Using the data below, show every line where the word "사용자가" occurs.

(Stored items from a collection)
>>

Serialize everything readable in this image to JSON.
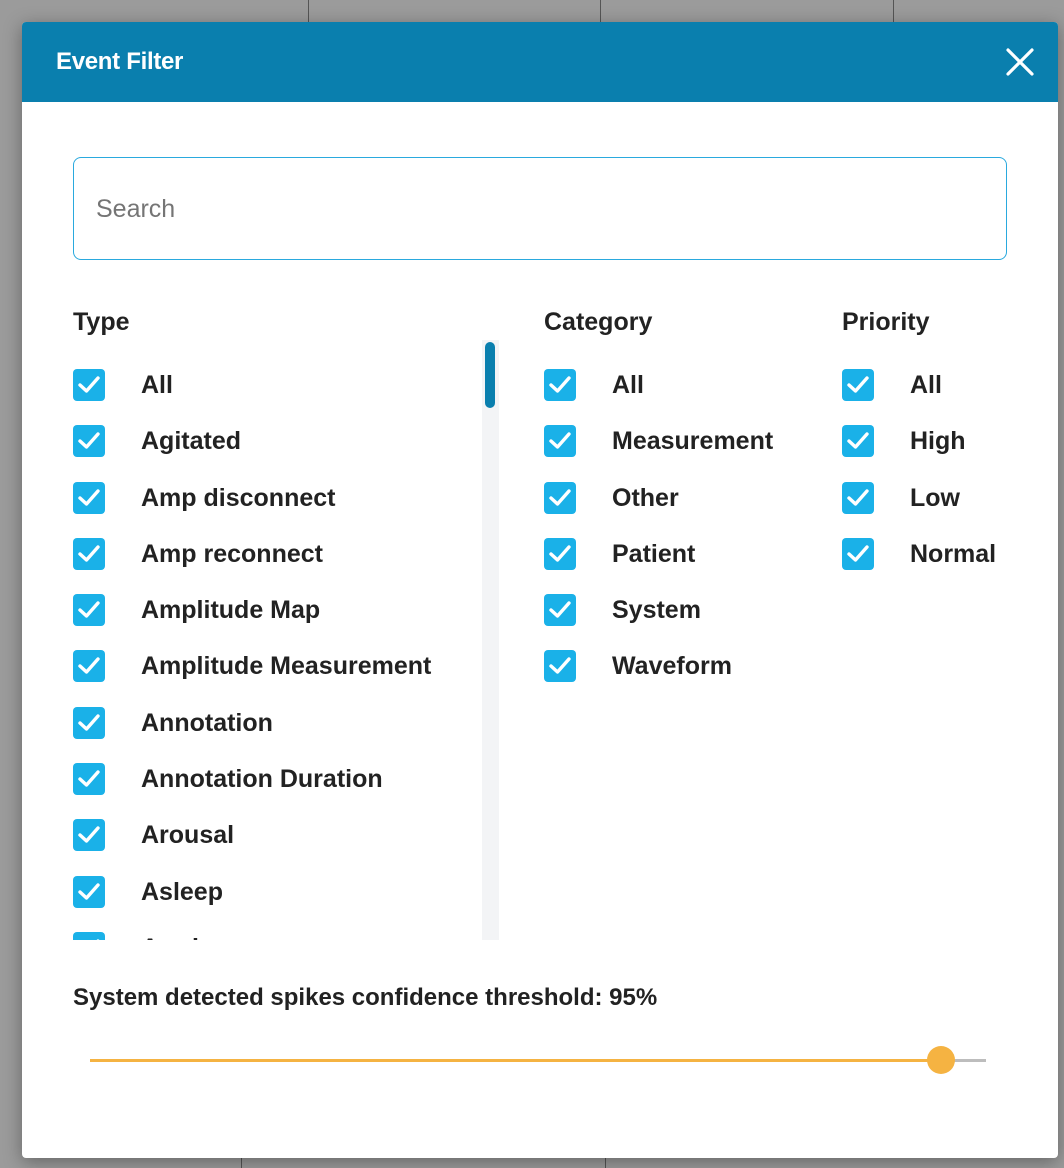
{
  "modal": {
    "title": "Event Filter",
    "close_icon": "close-icon"
  },
  "search": {
    "placeholder": "Search",
    "value": ""
  },
  "type": {
    "title": "Type",
    "items": [
      {
        "label": "All",
        "checked": true
      },
      {
        "label": "Agitated",
        "checked": true
      },
      {
        "label": "Amp disconnect",
        "checked": true
      },
      {
        "label": "Amp reconnect",
        "checked": true
      },
      {
        "label": "Amplitude Map",
        "checked": true
      },
      {
        "label": "Amplitude Measurement",
        "checked": true
      },
      {
        "label": "Annotation",
        "checked": true
      },
      {
        "label": "Annotation Duration",
        "checked": true
      },
      {
        "label": "Arousal",
        "checked": true
      },
      {
        "label": "Asleep",
        "checked": true
      },
      {
        "label": "Awake",
        "checked": true
      }
    ]
  },
  "category": {
    "title": "Category",
    "items": [
      {
        "label": "All",
        "checked": true
      },
      {
        "label": "Measurement",
        "checked": true
      },
      {
        "label": "Other",
        "checked": true
      },
      {
        "label": "Patient",
        "checked": true
      },
      {
        "label": "System",
        "checked": true
      },
      {
        "label": "Waveform",
        "checked": true
      }
    ]
  },
  "priority": {
    "title": "Priority",
    "items": [
      {
        "label": "All",
        "checked": true
      },
      {
        "label": "High",
        "checked": true
      },
      {
        "label": "Low",
        "checked": true
      },
      {
        "label": "Normal",
        "checked": true
      }
    ]
  },
  "threshold": {
    "label": "System detected spikes confidence threshold: 95%",
    "value_percent": 95
  },
  "colors": {
    "header": "#0a7fae",
    "checkbox": "#1ab1e8",
    "slider": "#f5b342",
    "search_border": "#2aa9de"
  }
}
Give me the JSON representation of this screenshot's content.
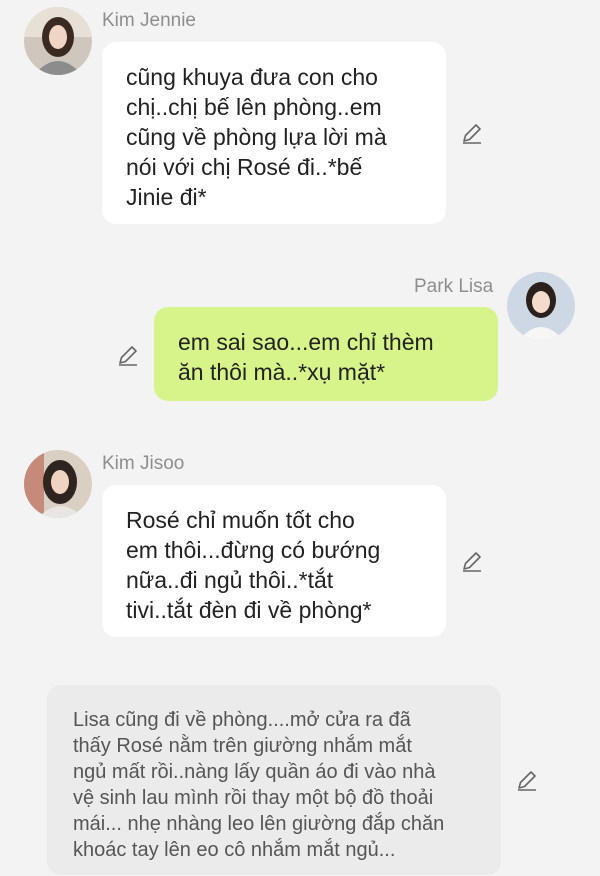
{
  "messages": [
    {
      "sender": "Kim Jennie",
      "side": "left",
      "lines": [
        "cũng khuya đưa con cho",
        "chị..chị bế lên phòng..em",
        "cũng về phòng lựa lời mà",
        "nói với chị Rosé đi..*bế",
        "Jinie đi*"
      ]
    },
    {
      "sender": "Park Lisa",
      "side": "right",
      "lines": [
        "em sai sao...em chỉ thèm",
        "ăn thôi mà..*xụ mặt*"
      ]
    },
    {
      "sender": "Kim Jisoo",
      "side": "left",
      "lines": [
        "Rosé chỉ muốn tốt cho",
        "em thôi...đừng có bướng",
        "nữa..đi ngủ thôi..*tắt",
        "tivi..tắt đèn đi về phòng*"
      ]
    },
    {
      "sender": "",
      "side": "narration",
      "lines": [
        "Lisa cũng đi về phòng....mở cửa ra đã",
        "thấy Rosé nằm trên giường nhắm mắt",
        "ngủ mất rồi..nàng lấy quần áo đi vào nhà",
        "vệ sinh lau mình rồi thay một bộ đồ thoải",
        "mái... nhẹ nhàng leo lên giường đắp chăn",
        "khoác tay lên eo cô nhắm mắt ngủ..."
      ]
    }
  ],
  "colors": {
    "background": "#f3f3f3",
    "bubble_white": "#ffffff",
    "bubble_green": "#d7f48a",
    "bubble_gray": "#ebebeb",
    "name_gray": "#8e8e8e"
  },
  "icons": [
    "avatar",
    "pencil-edit-icon"
  ]
}
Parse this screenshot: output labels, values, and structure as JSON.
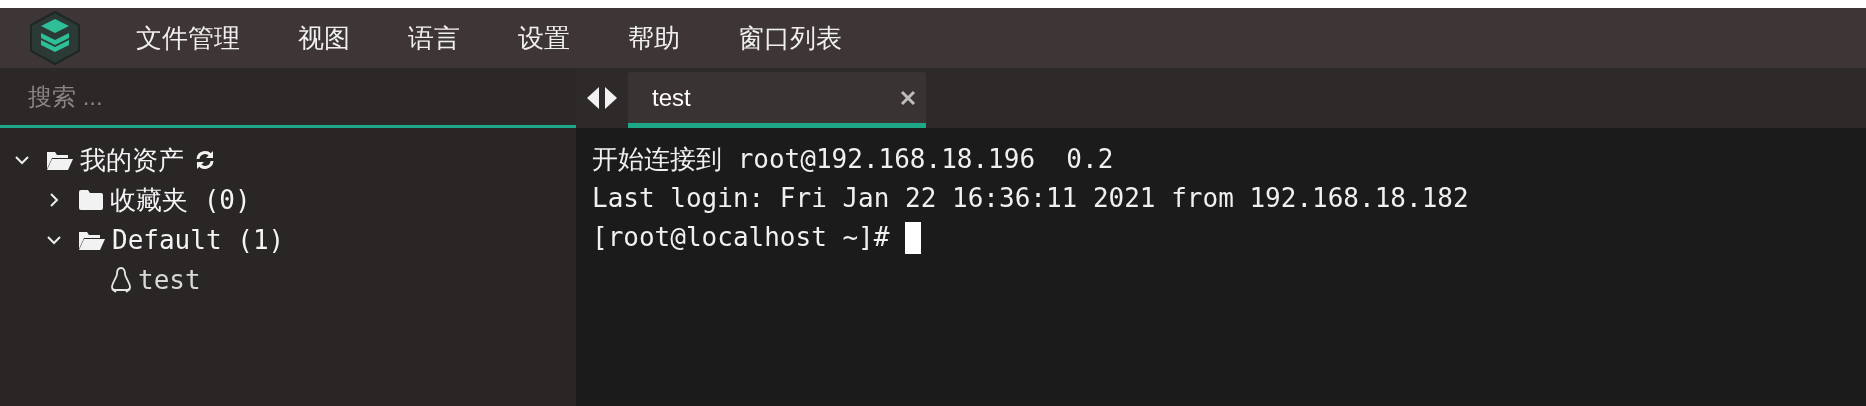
{
  "menu": [
    "文件管理",
    "视图",
    "语言",
    "设置",
    "帮助",
    "窗口列表"
  ],
  "search": {
    "placeholder": "搜索 ..."
  },
  "tree": [
    {
      "label": "我的资产",
      "kind": "root",
      "expanded": true,
      "children": [
        {
          "label": "收藏夹 (0)",
          "kind": "folder",
          "expanded": false
        },
        {
          "label": "Default (1)",
          "kind": "folder",
          "expanded": true,
          "children": [
            {
              "label": "test",
              "kind": "host"
            }
          ]
        }
      ]
    }
  ],
  "tabs": [
    {
      "label": "test",
      "selected": true
    }
  ],
  "terminal": {
    "lines": [
      "开始连接到 root@192.168.18.196  0.2",
      "Last login: Fri Jan 22 16:36:11 2021 from 192.168.18.182"
    ],
    "prompt": "[root@localhost ~]#"
  }
}
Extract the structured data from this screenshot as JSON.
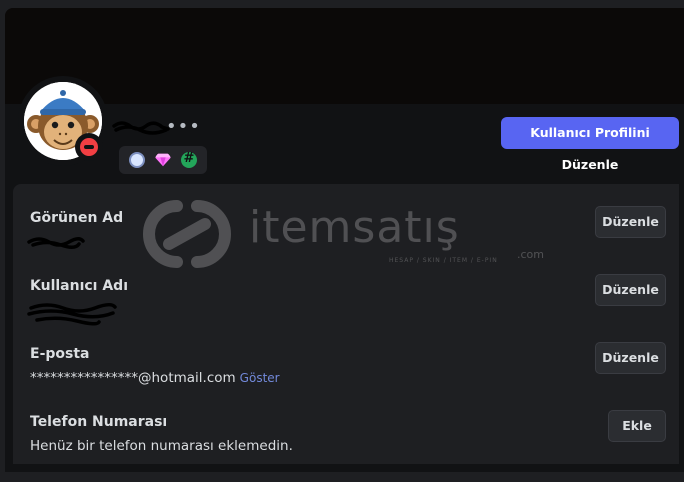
{
  "header": {
    "edit_profile_label": "Kullanıcı Profilini Düzenle",
    "more_dots": "•••"
  },
  "rows": [
    {
      "label": "Görünen Ad",
      "value": "",
      "button": "Düzenle"
    },
    {
      "label": "Kullanıcı Adı",
      "value": "",
      "button": "Düzenle"
    },
    {
      "label": "E-posta",
      "value": "****************@hotmail.com",
      "reveal": "Göster",
      "button": "Düzenle"
    },
    {
      "label": "Telefon Numarası",
      "value": "Henüz bir telefon numarası eklemedin.",
      "button": "Ekle"
    }
  ],
  "watermark": {
    "brand": "itemsatış",
    "tagline": "HESAP / SKIN / ITEM / E-PIN",
    "suffix": ".com"
  },
  "colors": {
    "accent": "#5865f2",
    "status_dnd": "#f23f43",
    "link": "#7289da"
  },
  "icons": [
    "monkey-avatar-icon",
    "dnd-status-icon",
    "active-developer-badge-icon",
    "nitro-gem-badge-icon",
    "hashtag-badge-icon"
  ]
}
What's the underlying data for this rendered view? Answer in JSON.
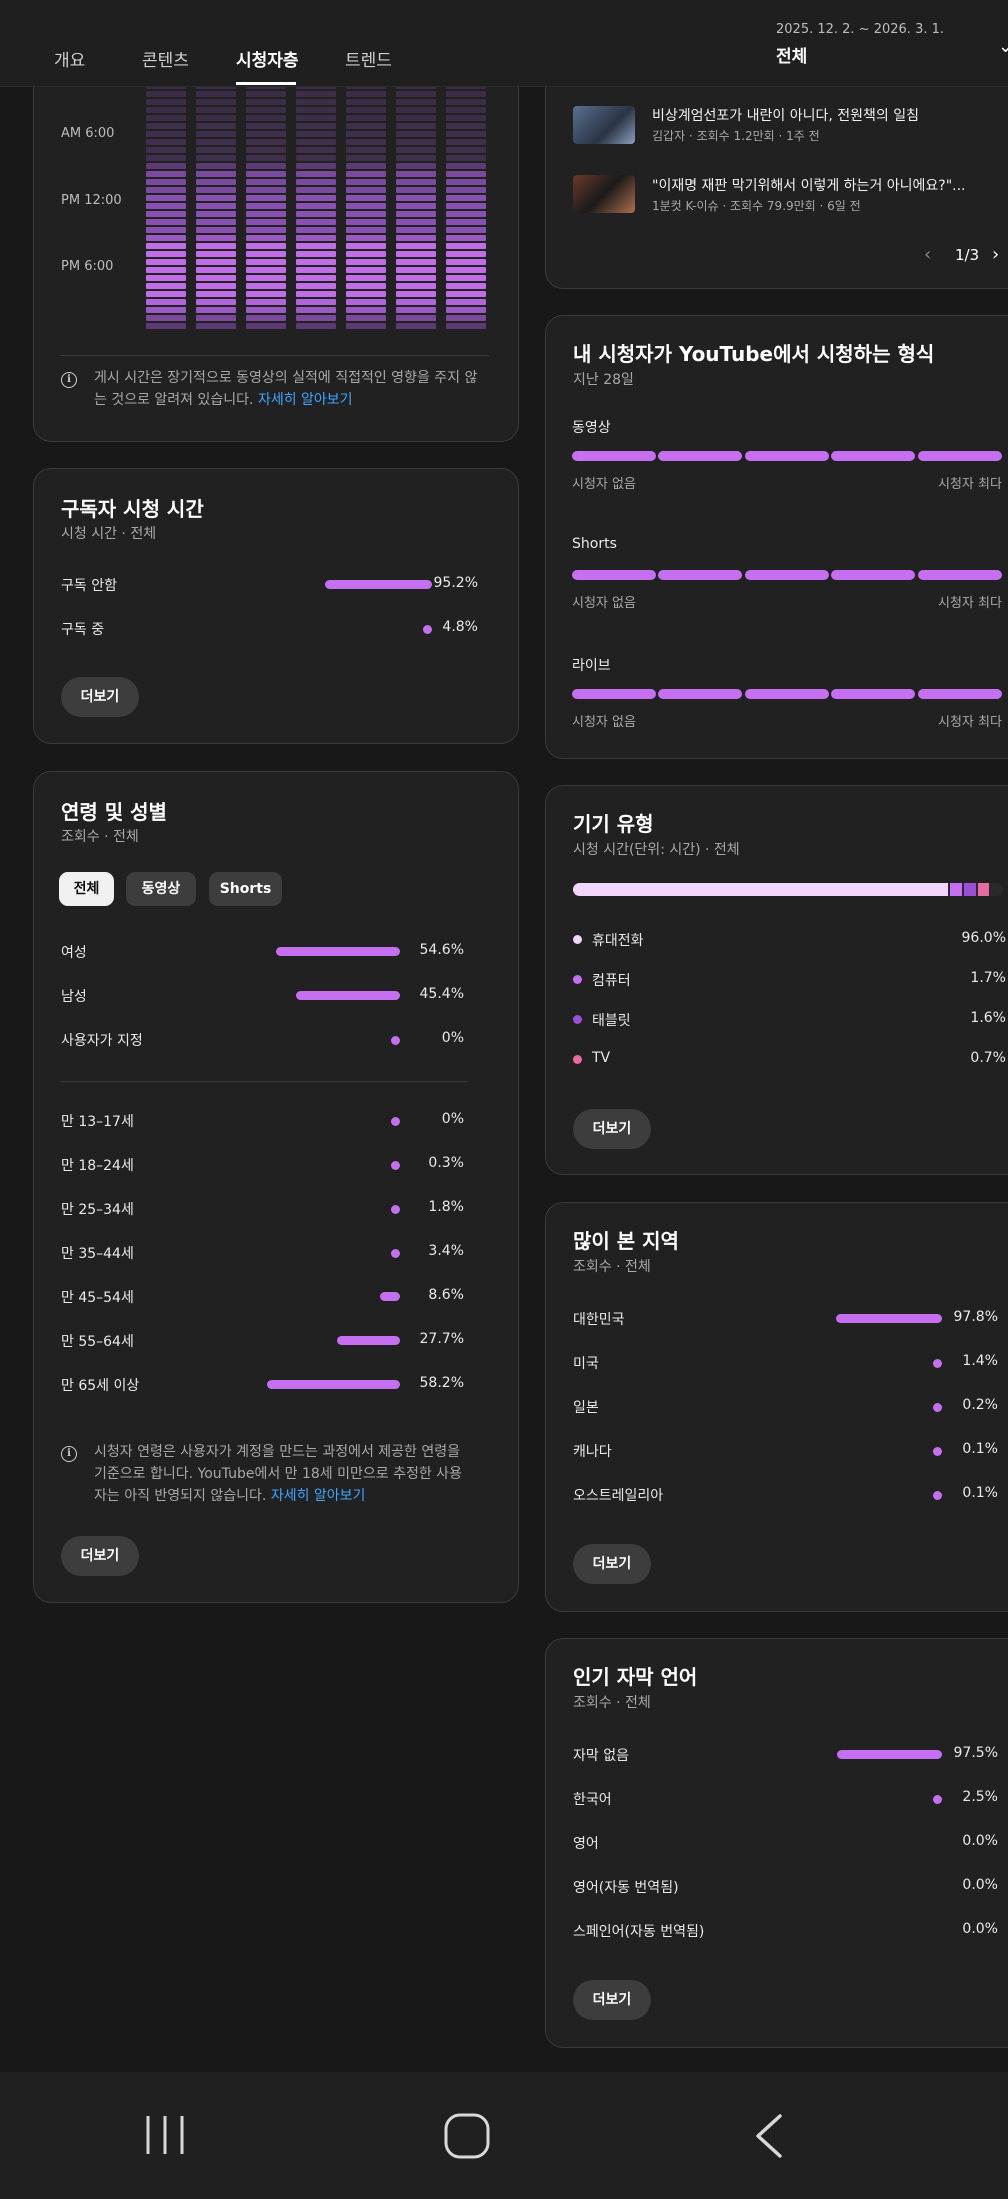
{
  "header": {
    "tabs": [
      "개요",
      "콘텐츠",
      "시청자층",
      "트렌드"
    ],
    "active_tab": "시청자층",
    "date_range": "2025. 12. 2. ~ 2026. 3. 1.",
    "period": "전체"
  },
  "watch_time_heatmap": {
    "time_labels": [
      "AM 6:00",
      "PM 12:00",
      "PM 6:00"
    ],
    "note": "게시 시간은 장기적으로 동영상의 실적에 직접적인 영향을 주지 않는 것으로 알려져 있습니다.",
    "note_line1": "게시 시간은 장기적으로 동영상의 실적에 직접적인 영향을 주지 않",
    "note_line2": "는 것으로 알려져 있습니다.",
    "link": "자세히 알아보기"
  },
  "subscriber_watch_time": {
    "title": "구독자 시청 시간",
    "subtitle": "시청 시간 · 전체",
    "rows": [
      {
        "label": "구독 안함",
        "value": "95.2%",
        "pct": 95.2
      },
      {
        "label": "구독 중",
        "value": "4.8%",
        "pct": 4.8
      }
    ],
    "more": "더보기"
  },
  "age_gender": {
    "title": "연령 및 성별",
    "subtitle": "조회수 · 전체",
    "filters": [
      "전체",
      "동영상",
      "Shorts"
    ],
    "gender_rows": [
      {
        "label": "여성",
        "value": "54.6%",
        "pct": 54.6
      },
      {
        "label": "남성",
        "value": "45.4%",
        "pct": 45.4
      },
      {
        "label": "사용자가 지정",
        "value": "0%",
        "pct": 0
      }
    ],
    "age_rows": [
      {
        "label": "만 13–17세",
        "value": "0%",
        "pct": 0
      },
      {
        "label": "만 18–24세",
        "value": "0.3%",
        "pct": 0.3
      },
      {
        "label": "만 25–34세",
        "value": "1.8%",
        "pct": 1.8
      },
      {
        "label": "만 35–44세",
        "value": "3.4%",
        "pct": 3.4
      },
      {
        "label": "만 45–54세",
        "value": "8.6%",
        "pct": 8.6
      },
      {
        "label": "만 55–64세",
        "value": "27.7%",
        "pct": 27.7
      },
      {
        "label": "만 65세 이상",
        "value": "58.2%",
        "pct": 58.2
      }
    ],
    "note_line1": "시청자 연령은 사용자가 계정을 만드는 과정에서 제공한 연령을",
    "note_line2": "기준으로 합니다. YouTube에서 만 18세 미만으로 추정한 사용",
    "note_line3": "자는 아직 반영되지 않습니다.",
    "link": "자세히 알아보기",
    "more": "더보기"
  },
  "videos": {
    "items": [
      {
        "title": "비상계엄선포가 내란이 아니다, 전원책의 일침",
        "meta": "김갑자 · 조회수 1.2만회 · 1주 전"
      },
      {
        "title": "\"이재명 재판 막기위해서 이렇게 하는거 아니에요?\"...",
        "meta": "1분컷 K-이슈 · 조회수 79.9만회 · 6일 전"
      }
    ],
    "pager": "1/3"
  },
  "formats": {
    "title": "내 시청자가 YouTube에서 시청하는 형식",
    "subtitle": "지난 28일",
    "rows": [
      {
        "label": "동영상",
        "min": "시청자 없음",
        "max": "시청자 최다"
      },
      {
        "label": "Shorts",
        "min": "시청자 없음",
        "max": "시청자 최다"
      },
      {
        "label": "라이브",
        "min": "시청자 없음",
        "max": "시청자 최다"
      }
    ]
  },
  "device": {
    "title": "기기 유형",
    "subtitle": "시청 시간(단위: 시간) · 전체",
    "rows": [
      {
        "label": "휴대전화",
        "value": "96.0%",
        "pct": 96.0,
        "color": "#f2d6fb"
      },
      {
        "label": "컴퓨터",
        "value": "1.7%",
        "pct": 1.7,
        "color": "#c66ff0"
      },
      {
        "label": "태블릿",
        "value": "1.6%",
        "pct": 1.6,
        "color": "#9b4fd6"
      },
      {
        "label": "TV",
        "value": "0.7%",
        "pct": 0.7,
        "color": "#e86aa0"
      }
    ],
    "more": "더보기"
  },
  "geography": {
    "title": "많이 본 지역",
    "subtitle": "조회수 · 전체",
    "rows": [
      {
        "label": "대한민국",
        "value": "97.8%",
        "pct": 97.8
      },
      {
        "label": "미국",
        "value": "1.4%",
        "pct": 1.4
      },
      {
        "label": "일본",
        "value": "0.2%",
        "pct": 0.2
      },
      {
        "label": "캐나다",
        "value": "0.1%",
        "pct": 0.1
      },
      {
        "label": "오스트레일리아",
        "value": "0.1%",
        "pct": 0.1
      }
    ],
    "more": "더보기"
  },
  "subtitles": {
    "title": "인기 자막 언어",
    "subtitle": "조회수 · 전체",
    "rows": [
      {
        "label": "자막 없음",
        "value": "97.5%",
        "pct": 97.5
      },
      {
        "label": "한국어",
        "value": "2.5%",
        "pct": 2.5
      },
      {
        "label": "영어",
        "value": "0.0%",
        "pct": 0
      },
      {
        "label": "영어(자동 번역됨)",
        "value": "0.0%",
        "pct": 0
      },
      {
        "label": "스페인어(자동 번역됨)",
        "value": "0.0%",
        "pct": 0
      }
    ],
    "more": "더보기"
  },
  "colors": {
    "accent": "#c66ff0",
    "link": "#3ea6ff",
    "background": "#181818",
    "card": "#212121"
  }
}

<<

* Task response:
        "label": "사용자가 지정",
    "note_line1": "시청자 연령은 사용자가 계정을 만드는 과정에서 제공한 연령을",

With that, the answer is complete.